The machinations of the Sri Lankan military in the East threaten to undermine the ceasefire and plunge the country back to war. The LTTE cannot afford to lose control of the East or allow the emergence of a rival that threatens its claim to be “the sole representative” of the Tamil people. At the same time, the military, backed by more militarist layers of the ruling elite in Colombo, see the split as an ideal opportunity to weaken and destroy the LTTE permanently.

The factional clashes are continuing unabated.

* On September 7, the Karuna group attacked an LTTE checkpoint at Pullimalai, 65 km from Batticaloa. Eight of the 12 LTTE fighters were killed, another two were wounded and a quantity of ammunition seized in the raid. The LTTE claimed the well-armed attackers came from a nearby army camp.

* On September 23 the LTTE killed Karuna’s brother, V. Sivanesathurai (Reggie), at Annadmali in an LTTE-controlled area of the Batticaloa district. According to the Colombo media, Reggie became the faction’s main military leader after Karuna fled the area.

* On September 28, a rocket propelled grenade struck the village of Panichchankerni, 42 km from Batticaloa, killed one woman and injuring another. The LTTE alleged that the RPG came from the direction of army camp in the area and again accused the military of harbouring Karuna’s fighters.

* On October 11, the LTTE killed two of the Karuna group’s fighters and wounded six more in Nagastenne, a village about 68 km from Batticaloa. The Sri Lanka army transferred the wounded men from the Polonnaruwa Base Hospital to Colombo.

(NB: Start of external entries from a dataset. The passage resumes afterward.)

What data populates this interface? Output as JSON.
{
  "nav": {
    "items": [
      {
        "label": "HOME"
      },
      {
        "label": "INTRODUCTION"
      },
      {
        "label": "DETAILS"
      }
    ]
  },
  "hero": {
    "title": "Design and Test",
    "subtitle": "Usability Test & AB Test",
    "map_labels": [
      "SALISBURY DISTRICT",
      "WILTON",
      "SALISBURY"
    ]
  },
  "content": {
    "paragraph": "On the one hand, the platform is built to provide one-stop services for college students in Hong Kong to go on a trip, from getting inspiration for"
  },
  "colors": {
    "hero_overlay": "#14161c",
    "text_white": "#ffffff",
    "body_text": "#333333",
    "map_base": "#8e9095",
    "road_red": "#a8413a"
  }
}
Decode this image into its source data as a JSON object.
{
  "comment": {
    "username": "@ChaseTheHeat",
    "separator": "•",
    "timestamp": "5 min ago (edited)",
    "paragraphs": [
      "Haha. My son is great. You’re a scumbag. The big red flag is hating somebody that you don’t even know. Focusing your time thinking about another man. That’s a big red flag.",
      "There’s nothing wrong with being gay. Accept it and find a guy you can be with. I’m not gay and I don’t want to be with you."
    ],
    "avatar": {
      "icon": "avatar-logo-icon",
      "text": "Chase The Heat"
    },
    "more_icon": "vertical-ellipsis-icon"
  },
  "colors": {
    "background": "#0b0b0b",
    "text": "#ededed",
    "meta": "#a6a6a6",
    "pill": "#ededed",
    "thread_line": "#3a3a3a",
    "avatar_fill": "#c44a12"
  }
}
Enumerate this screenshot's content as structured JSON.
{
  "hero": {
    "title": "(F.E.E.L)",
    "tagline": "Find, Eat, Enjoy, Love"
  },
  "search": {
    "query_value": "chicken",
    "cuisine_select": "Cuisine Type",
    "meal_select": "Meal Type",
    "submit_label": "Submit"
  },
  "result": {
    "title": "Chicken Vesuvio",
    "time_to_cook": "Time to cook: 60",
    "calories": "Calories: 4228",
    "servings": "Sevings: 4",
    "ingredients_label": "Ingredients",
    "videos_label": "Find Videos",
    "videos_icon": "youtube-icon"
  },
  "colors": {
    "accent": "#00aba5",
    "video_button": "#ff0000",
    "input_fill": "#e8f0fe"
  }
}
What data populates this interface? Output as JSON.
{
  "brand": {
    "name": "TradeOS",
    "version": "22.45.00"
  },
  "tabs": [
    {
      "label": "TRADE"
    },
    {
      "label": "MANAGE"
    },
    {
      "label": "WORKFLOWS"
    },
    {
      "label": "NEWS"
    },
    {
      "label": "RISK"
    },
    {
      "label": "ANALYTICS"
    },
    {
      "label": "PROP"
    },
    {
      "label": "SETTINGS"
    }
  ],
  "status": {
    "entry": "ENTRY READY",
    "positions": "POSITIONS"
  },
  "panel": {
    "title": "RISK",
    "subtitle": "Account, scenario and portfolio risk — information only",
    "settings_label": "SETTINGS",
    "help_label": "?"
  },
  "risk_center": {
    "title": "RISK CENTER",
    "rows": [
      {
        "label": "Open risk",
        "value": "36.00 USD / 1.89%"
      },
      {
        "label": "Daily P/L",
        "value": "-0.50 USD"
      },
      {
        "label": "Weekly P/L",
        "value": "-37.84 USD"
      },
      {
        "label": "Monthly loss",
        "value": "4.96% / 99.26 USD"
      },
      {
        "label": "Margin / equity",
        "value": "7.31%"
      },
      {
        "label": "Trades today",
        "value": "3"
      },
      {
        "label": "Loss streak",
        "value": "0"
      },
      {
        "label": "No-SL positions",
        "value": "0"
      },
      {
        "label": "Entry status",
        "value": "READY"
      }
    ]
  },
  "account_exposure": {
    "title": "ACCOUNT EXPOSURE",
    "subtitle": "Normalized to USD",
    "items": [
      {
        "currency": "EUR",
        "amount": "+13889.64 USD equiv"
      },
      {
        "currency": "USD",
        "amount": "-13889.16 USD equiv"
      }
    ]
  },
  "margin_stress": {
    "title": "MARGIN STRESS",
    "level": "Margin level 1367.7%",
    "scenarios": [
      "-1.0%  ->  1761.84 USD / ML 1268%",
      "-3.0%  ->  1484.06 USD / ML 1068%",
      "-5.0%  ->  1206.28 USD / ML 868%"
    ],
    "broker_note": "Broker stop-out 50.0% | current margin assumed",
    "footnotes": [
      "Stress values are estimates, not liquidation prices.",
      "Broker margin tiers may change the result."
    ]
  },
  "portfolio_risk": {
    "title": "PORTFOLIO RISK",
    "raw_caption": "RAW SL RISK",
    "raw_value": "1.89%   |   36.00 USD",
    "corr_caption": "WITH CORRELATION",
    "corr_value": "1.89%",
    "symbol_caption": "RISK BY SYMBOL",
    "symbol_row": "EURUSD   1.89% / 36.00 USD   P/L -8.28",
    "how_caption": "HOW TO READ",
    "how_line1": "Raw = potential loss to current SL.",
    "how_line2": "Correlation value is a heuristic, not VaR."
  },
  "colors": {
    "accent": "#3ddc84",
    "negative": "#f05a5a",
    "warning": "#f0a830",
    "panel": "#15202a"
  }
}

Taken together, the communal protests, military intrigues and factional fighting have created a dangerous political brew in the East with the potential to provoke a return to the bloody civil war that has already claimed more than 60,000 lives over the past two decades.